And the other guys?

The new slugger in town, JD Martinez, didn’t hit any HR’s (that’s what he was brought in to do,right?) but looked very good otherwise, hitting .319 with an OPS of .794. Rafael Devers is improving his footwork at 3rd and still has that sweet swing. Christian Vazquez has played so well that he got a 3-year contract extension. Hanley Ramirez looks a little better (.283 with one homer) but will have to work hard to get those 497 plate appearances to guarantee his $22 million deal for 2019. Don't bet on that happening unless Hanley really lights it up.

They play “Dirty Water” after a win.

But then they replace Fenway staple “Tessie” by the Dropkick Murphys with “Happy Trails to You” by Roy Rogers for the old folks. Roy Rogers was one of my favorite TV shows when I was a little kid and I sang along on the way out. I wasn’t the only one.

Opening Day is tomorrow in Tampa Bay.

I’m psyched - especially for next Thursday when they open at Fenway. All the snow should be gone by then.

Saturday, March 3, 2018

Cuba...the rest of the story

Part dos of my Cuba adventure.

If you enjoy live music, you're in for a treat. It's everywhere.

.Don't ask if they know Guantanamera.

That's like asking a band at home if they know Happy Birthday. Every band sings Guantanamera. In every set. Every time. Guantanamera, which was a top 10 hit song in the US by The Sandpipers (Billboard Hot 100 #9 on 7/30/1966), is probably the best-known of any Cuban song. Part of the lyrics come from a patriotic poem by Jose Marti, the National Hero of Cuba (see the description of his 164th birthday party rally and parade in part uno of the blog). You should tip the band, of course. If you're in a restaurant - outdoor or indoor - one of the singers will come up to your table after the set and ask if you'd like to buy one of their CD's. The tip and any CD sales is probably all they get.

Driving around in Havana.

Traffic is not that busy. Lots of people are walking around and hanging in doorways. At night there's hardly any traffic, very few lights, basically no stores and hardly any signs.

With one notable exception.

Floridita Restaurante.

It's a restaurant and bar - mostly bar - where Ernest Hemingway hung out ordering daiquiris so frequently that the government let them keep the neon sign and put up a bronze statue of him sitting at the bar.

Hemingway was famous for saying writers should use small words instead of big ones.

When I asked him about that he didn't say much at all.

Out in the country.

We headed out west to Pinar del Rio where they roll cigars by hand. Looks like pretty tedious work, but when you get back home everyone will ask you if you brought back any Cuban smokes.

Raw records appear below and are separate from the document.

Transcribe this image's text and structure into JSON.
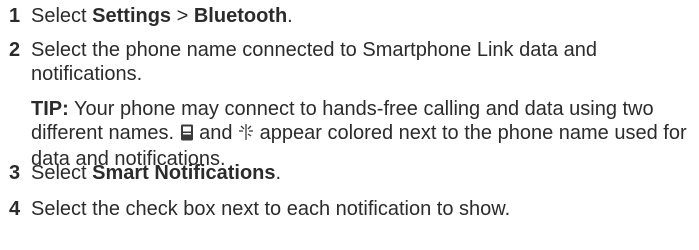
{
  "steps": [
    {
      "number": "1",
      "parts": [
        "Select ",
        "Settings",
        " > ",
        "Bluetooth",
        "."
      ]
    },
    {
      "number": "2",
      "text": "Select the phone name connected to Smartphone Link data and notifications."
    },
    {
      "number": "3",
      "parts": [
        "Select ",
        "Smart Notifications",
        "."
      ]
    },
    {
      "number": "4",
      "text": "Select the check box next to each notification to show."
    }
  ],
  "tip": {
    "label": "TIP:",
    "text_before_icons": " Your phone may connect to hands-free calling and data using two different names. ",
    "icon1": "phone-data-icon",
    "between_icons": " and ",
    "icon2": "notification-icon",
    "text_after_icons": " appear colored next to the phone name used for data and notifications."
  },
  "colors": {
    "text": "#2b2b2b",
    "background": "#ffffff"
  }
}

Along the highway - a four lane divided highway with a grass median - you see vast farmland with horses and cows grazing. It seems like they have as much grass to chew as they could possibly want, but the horses and cows are all skinny. Maybe the grass there doesn't taste that great. You also see horse-drawn wagons trotting down the slow lane hauling bales of hay or whatever. Even some with oxen doing the hauling. My observation is that the horses trot along and look like they're having a pretty good time, but the oxen just slog along and look bored.


Of course. Beautiful clean sand, gently rolling waves of pure blue water.

In terms of beach attire, people are pretty relaxed. The European effect is clearly there. Remember, most tourists are not from the US.

What about the people? Do they like Americans?

They're incredibly nice. Everyone you pass has a smiling "Hola" for you. And they love having Americans visit after all those decades. But it isn't as easy now as it was last year. The Trump rollbacks were designed to keep American dollars out of the hands of the Cuban Government. But as I wrote on part uno of this blog, no one in Havana is whipping out an Amex Gold Card or even a pile of $20 bills. No plastic is accepted and no American money. So the only ones who really get hurt are the people like Alejandro who drive you around in that 1954 Chevy.

Or Pedro, who owns the casa where we stayed.

Was it worth it?

Absolutely. The most interesting trip I've taken in a long time.